“Anyway, I had a German friend come back to town and I asked if he could help me with some passages in one of my German Bibles from the 1800s. So, we went to Leviticus 18:22 and he’s translating it for me word for word. In the English where it says “Man shall not lie with man, for it is an abomination.” The German version says “Man shall not lie with young boys as he does with a woman, for it is an abomination.” I said, “What?! Are you sure?” He said, “Yes!” Then we went to Leviticus 20:13— same thing, “Young boys.” So, we went to 1 Corinthians to see how they translated arsenokoitai (original Greek word). And, instead of homosexuals it said, “Boy molesters will not inherit the kingdom of God.””

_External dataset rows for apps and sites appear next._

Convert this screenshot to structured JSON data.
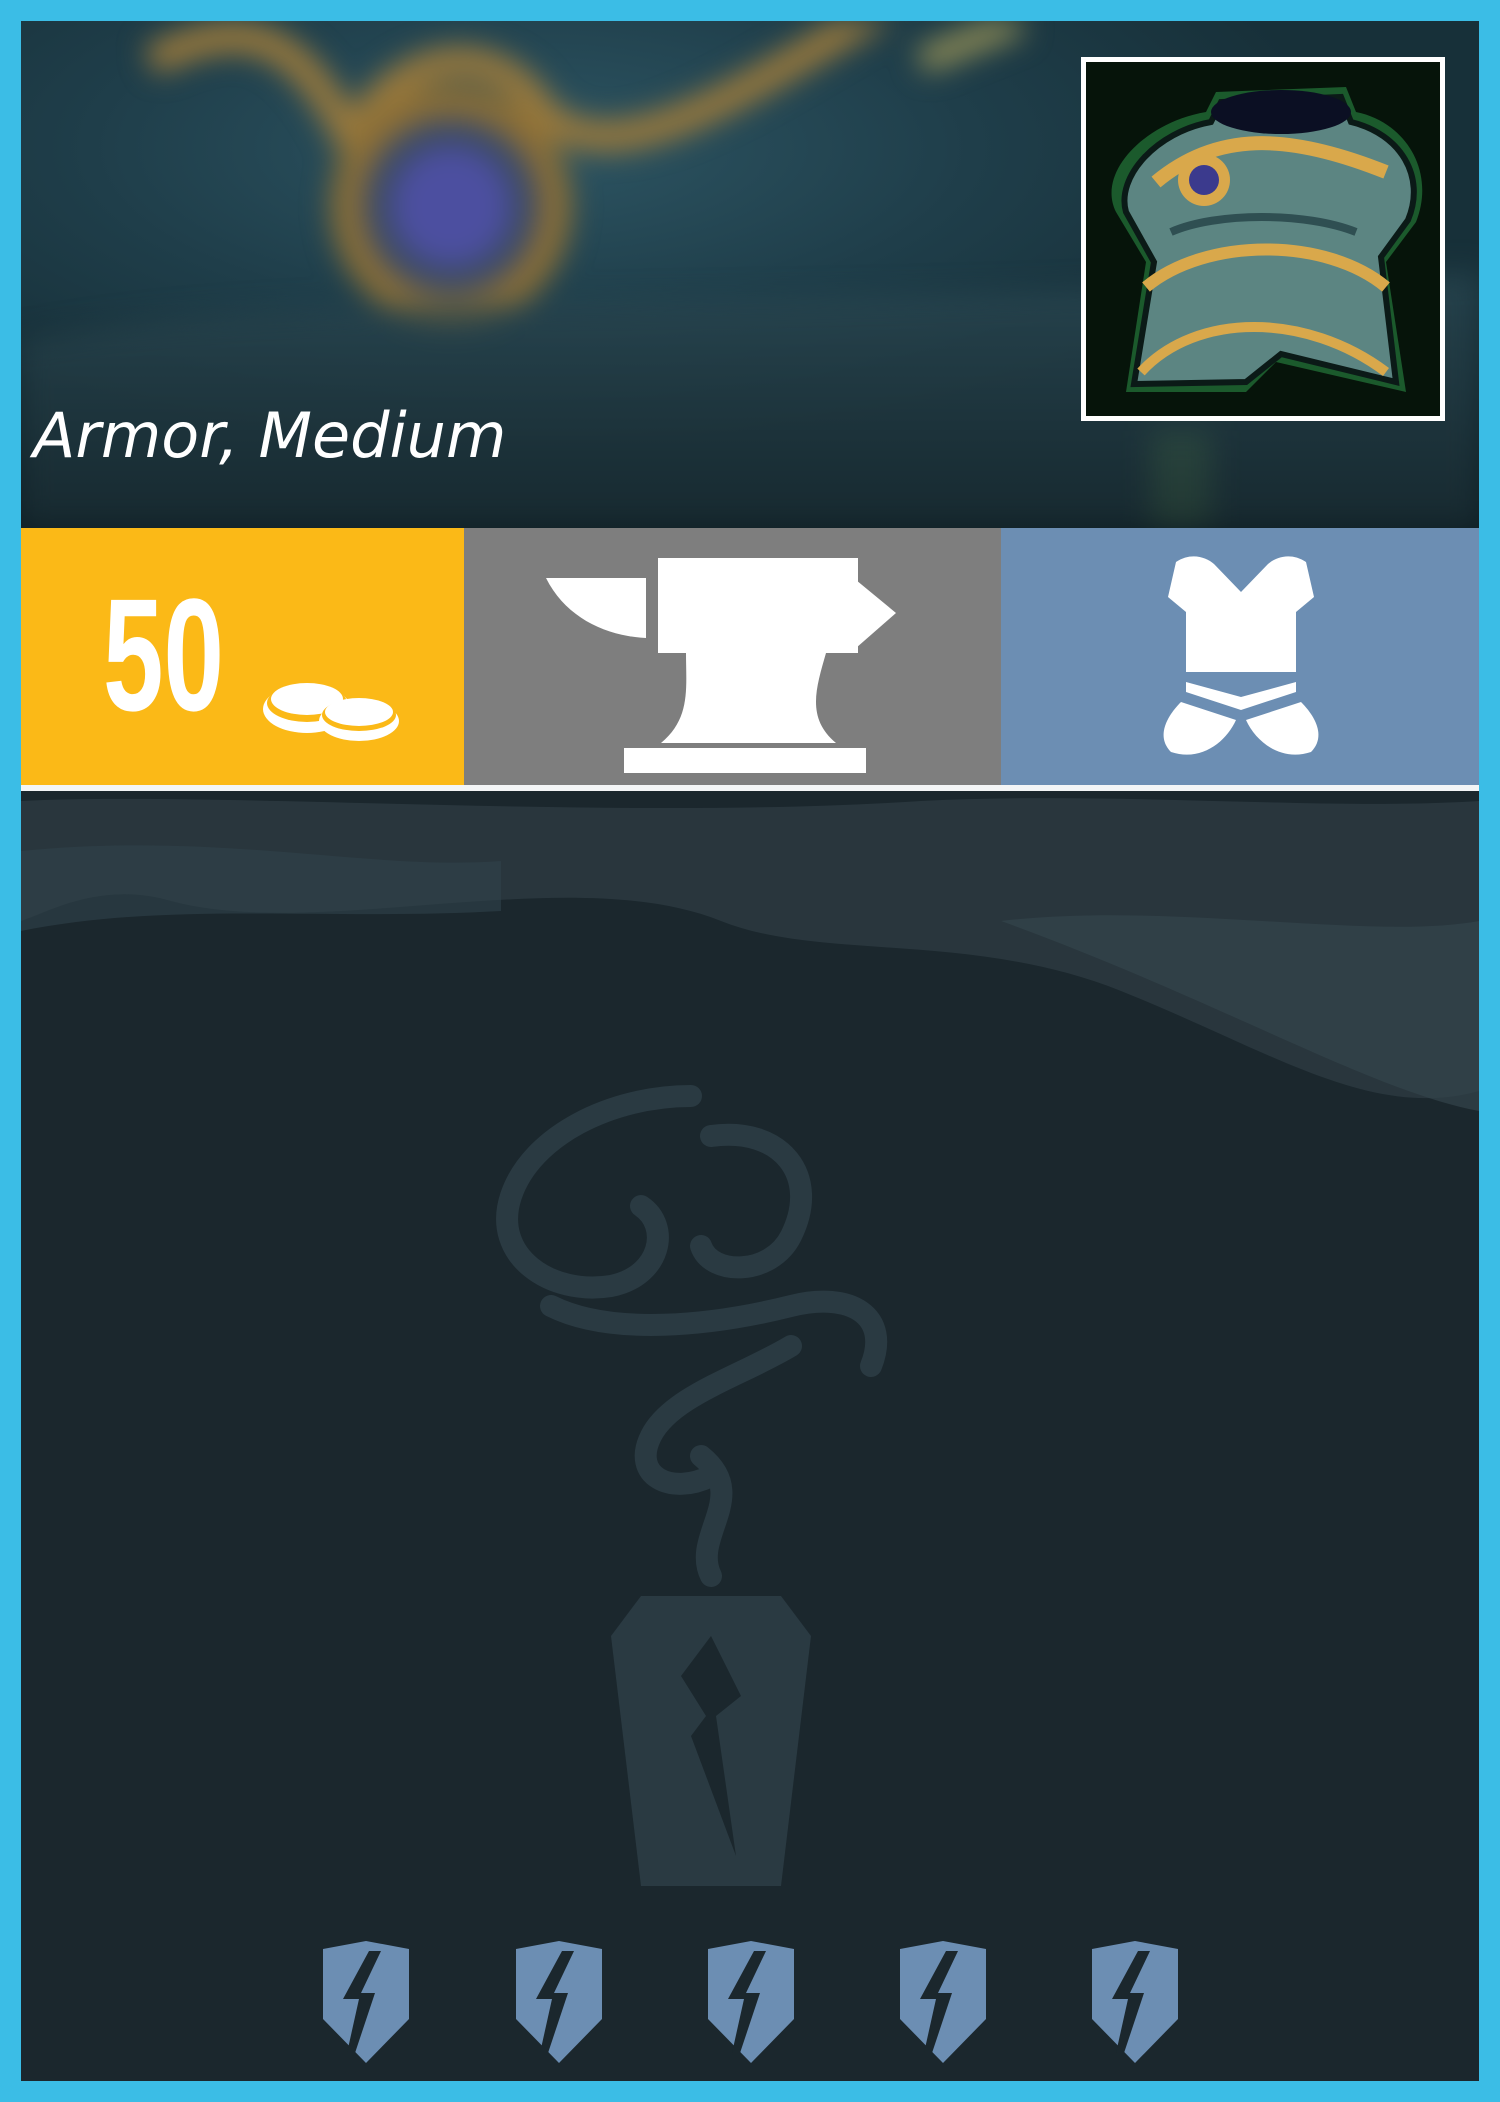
{
  "card": {
    "item_type": "Armor, Medium",
    "cost": "50",
    "cost_icon": "coins-icon",
    "crafting_icon": "anvil-icon",
    "category_icon": "medium-armor-icon",
    "portrait_icon": "medium-armor-portrait",
    "emblem_icon": "smoke-sigil-icon",
    "rating_icon": "lightning-shield-icon",
    "rating_count": 5
  },
  "colors": {
    "frame": "#3bbde6",
    "cost_bg": "#fbb917",
    "crafting_bg": "#7e7e7e",
    "category_bg": "#6c8eb3",
    "body_bg": "#1b272d",
    "shield": "#6c8eb3"
  }
}
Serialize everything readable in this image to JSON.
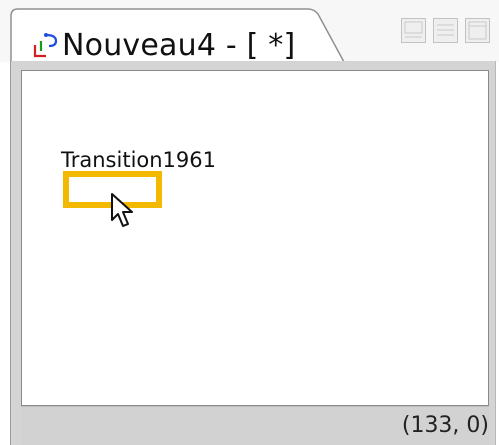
{
  "tab": {
    "title": "Nouveau4 - [ *]",
    "icon": "petri-net-icon"
  },
  "window_controls": [
    "minimize-icon",
    "restore-icon",
    "maximize-icon"
  ],
  "canvas": {
    "transition": {
      "label": "Transition1961",
      "border_color": "#f3b800"
    }
  },
  "status_bar": {
    "coordinates": "(133, 0)"
  }
}
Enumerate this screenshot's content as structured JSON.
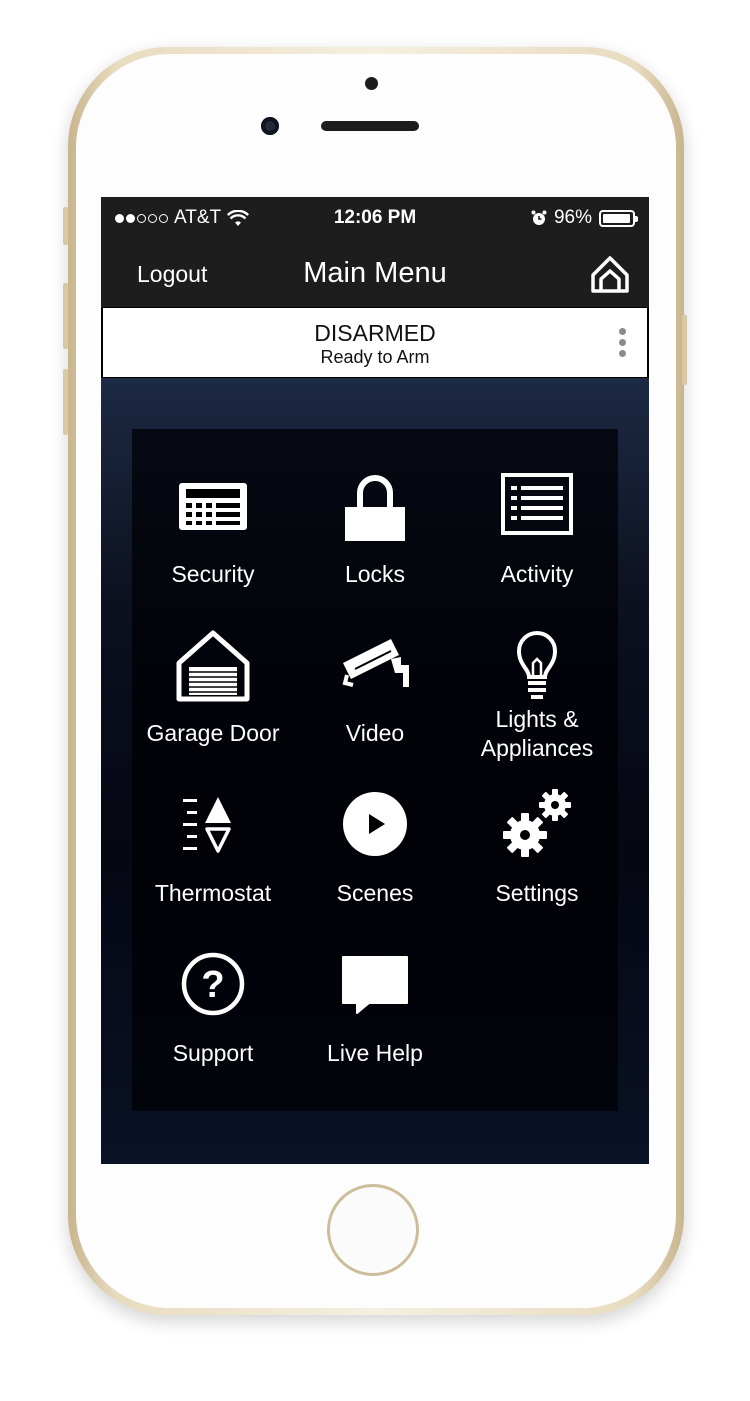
{
  "status_bar": {
    "carrier": "AT&T",
    "time": "12:06 PM",
    "battery_percent": "96%",
    "battery_level": 0.96
  },
  "nav": {
    "logout_label": "Logout",
    "title": "Main Menu",
    "home_icon": "home-icon"
  },
  "alarm": {
    "state": "DISARMED",
    "subtitle": "Ready to Arm"
  },
  "menu": {
    "items": [
      {
        "label": "Security",
        "icon": "keypad-icon"
      },
      {
        "label": "Locks",
        "icon": "lock-icon"
      },
      {
        "label": "Activity",
        "icon": "activity-list-icon"
      },
      {
        "label": "Garage Door",
        "icon": "garage-icon"
      },
      {
        "label": "Video",
        "icon": "camera-icon"
      },
      {
        "label": "Lights &",
        "label2": "Appliances",
        "icon": "lightbulb-icon"
      },
      {
        "label": "Thermostat",
        "icon": "thermostat-icon"
      },
      {
        "label": "Scenes",
        "icon": "play-icon"
      },
      {
        "label": "Settings",
        "icon": "gears-icon"
      },
      {
        "label": "Support",
        "icon": "help-icon"
      },
      {
        "label": "Live Help",
        "icon": "chat-icon"
      }
    ]
  },
  "colors": {
    "bar_background": "#1d1d1d",
    "phone_gold": "#d8c9a5"
  }
}
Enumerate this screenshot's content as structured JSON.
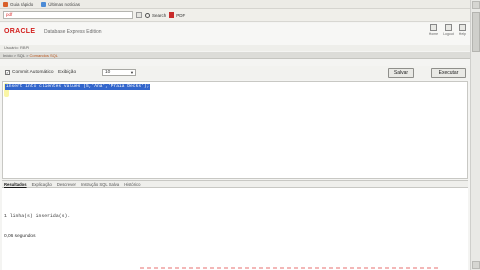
{
  "favorites": {
    "items": [
      {
        "label": "Guia rápido",
        "icon": "site-icon"
      },
      {
        "label": "Últimas notícias",
        "icon": "news-icon"
      }
    ]
  },
  "toolbar": {
    "address_value": "pdf",
    "search_label": "Search",
    "pdf_label": "PDF"
  },
  "header": {
    "logo": "ORACLE",
    "edition": "Database Express Edition",
    "icons": [
      {
        "label": "Home",
        "icon": "home-icon"
      },
      {
        "label": "Logout",
        "icon": "logout-icon"
      },
      {
        "label": "Help",
        "icon": "help-icon"
      }
    ]
  },
  "user": {
    "label": "Usuário: RBPI"
  },
  "breadcrumb": {
    "prefix": "Início > SQL > ",
    "current": "Comandos SQL"
  },
  "command": {
    "autocommit_checked": "✓",
    "autocommit_label": "Commit Automático",
    "display_label": "Exibição",
    "display_value": "10",
    "save_label": "Salvar",
    "run_label": "Executar"
  },
  "editor": {
    "sql": "insert into clientes values (5,'Ana','Praia Decks');"
  },
  "results": {
    "tabs": [
      "Resultados",
      "Explicação",
      "Descrever",
      "Instrução SQL Salva",
      "Histórico"
    ],
    "message": "1 linha(s) inserida(s).",
    "time": "0,06 segundos"
  }
}
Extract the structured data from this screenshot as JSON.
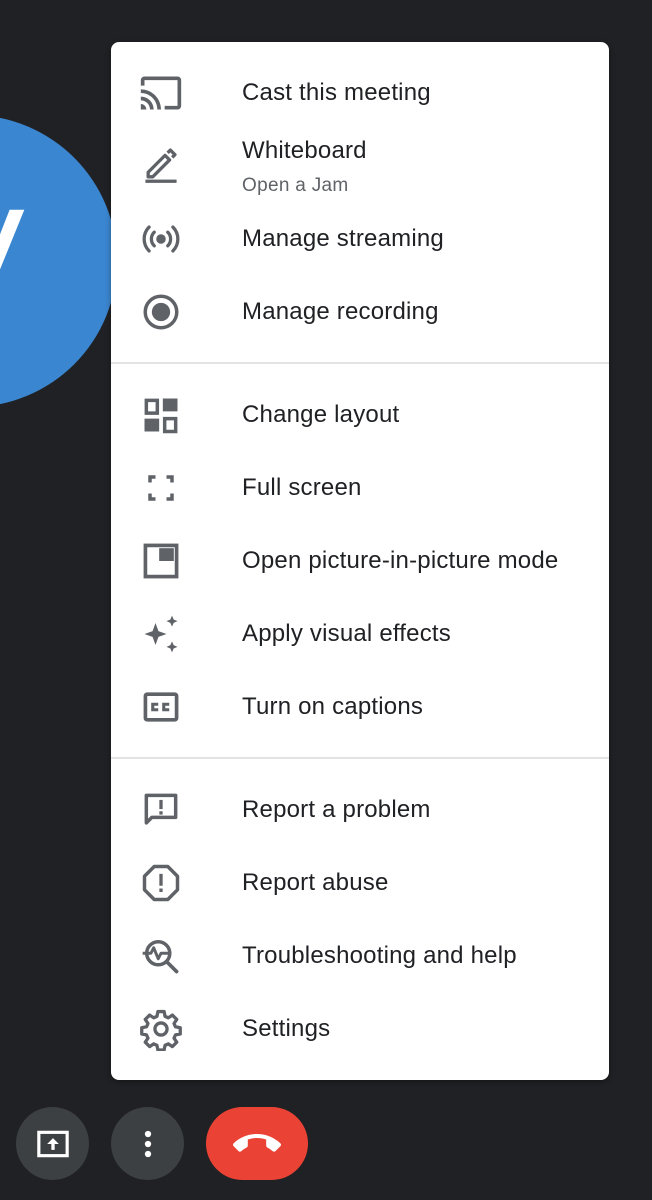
{
  "background": {
    "color": "#202124",
    "avatar_color": "#3a86d0",
    "avatar_letter": "V"
  },
  "menu": {
    "sections": [
      {
        "items": [
          {
            "icon": "cast-icon",
            "label": "Cast this meeting"
          },
          {
            "icon": "pen-icon",
            "label": "Whiteboard",
            "sublabel": "Open a Jam"
          },
          {
            "icon": "streaming-icon",
            "label": "Manage streaming"
          },
          {
            "icon": "record-icon",
            "label": "Manage recording"
          }
        ]
      },
      {
        "items": [
          {
            "icon": "layout-icon",
            "label": "Change layout"
          },
          {
            "icon": "fullscreen-icon",
            "label": "Full screen"
          },
          {
            "icon": "picture-in-picture-icon",
            "label": "Open picture-in-picture mode"
          },
          {
            "icon": "sparkle-icon",
            "label": "Apply visual effects"
          },
          {
            "icon": "captions-icon",
            "label": "Turn on captions"
          }
        ]
      },
      {
        "items": [
          {
            "icon": "feedback-icon",
            "label": "Report a problem"
          },
          {
            "icon": "report-icon",
            "label": "Report abuse"
          },
          {
            "icon": "troubleshoot-icon",
            "label": "Troubleshooting and help"
          },
          {
            "icon": "gear-icon",
            "label": "Settings"
          }
        ]
      }
    ]
  },
  "toolbar": {
    "buttons": [
      {
        "icon": "present-screen-icon"
      },
      {
        "icon": "more-options-icon"
      },
      {
        "icon": "hang-up-icon",
        "color": "#ea4335"
      }
    ]
  }
}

“As I was talking with my friend I said, “I wonder why not until 1983? Was their influence from America?” So, we had our German connection look into it again. And, it turns out that the company, Biblica, who owns the NIV version, paid for this 1983 German version. Thus, it was Americans who paid for it! In 1983 Germany didn’t have enough of a Christian population to warrant the cost of a new Bible translation. Because, it’s not cheap. So, an American company paid for it and influenced the decision, resulting in the word homosexual entering the German Bible for the first time in history. So, I say, I think there is a “gay agenda” after all!”
Hmmm… So, when and why did the mistranslation start? Two words: Stonewall Riots.
Although he did not say it, there are journals, studies, and researches that note the influence of the Stonewall Riots in the mistranslations. This becomes suspicious because 1983 (and before that) was a time of culture change and gay activism. Mainly, the Stonewall Riots in June 1969. The Riots where everything changed, where Pride started. If it weren’t for those Black trans women and POC gay men strutting down and protesting for their rights, we would have nothing.
If you’re still using the Bible to justify your homophobia, I suggest you stop. And, if you don’t want to, I suggest you research what the verses actually meant and if they went through mistranslations before spewing it at us when we, the LGBTQ+ community, try to live our most authentic selves.
Angela Grace P. Baltan is a Communication graduate from Colegio de San Juan de Letran. She doesn’t hesitate to be opinionated in analyzing movies and television series. As a writer, she uses her articles to advocate for feminism, gender equality, and mental health among others.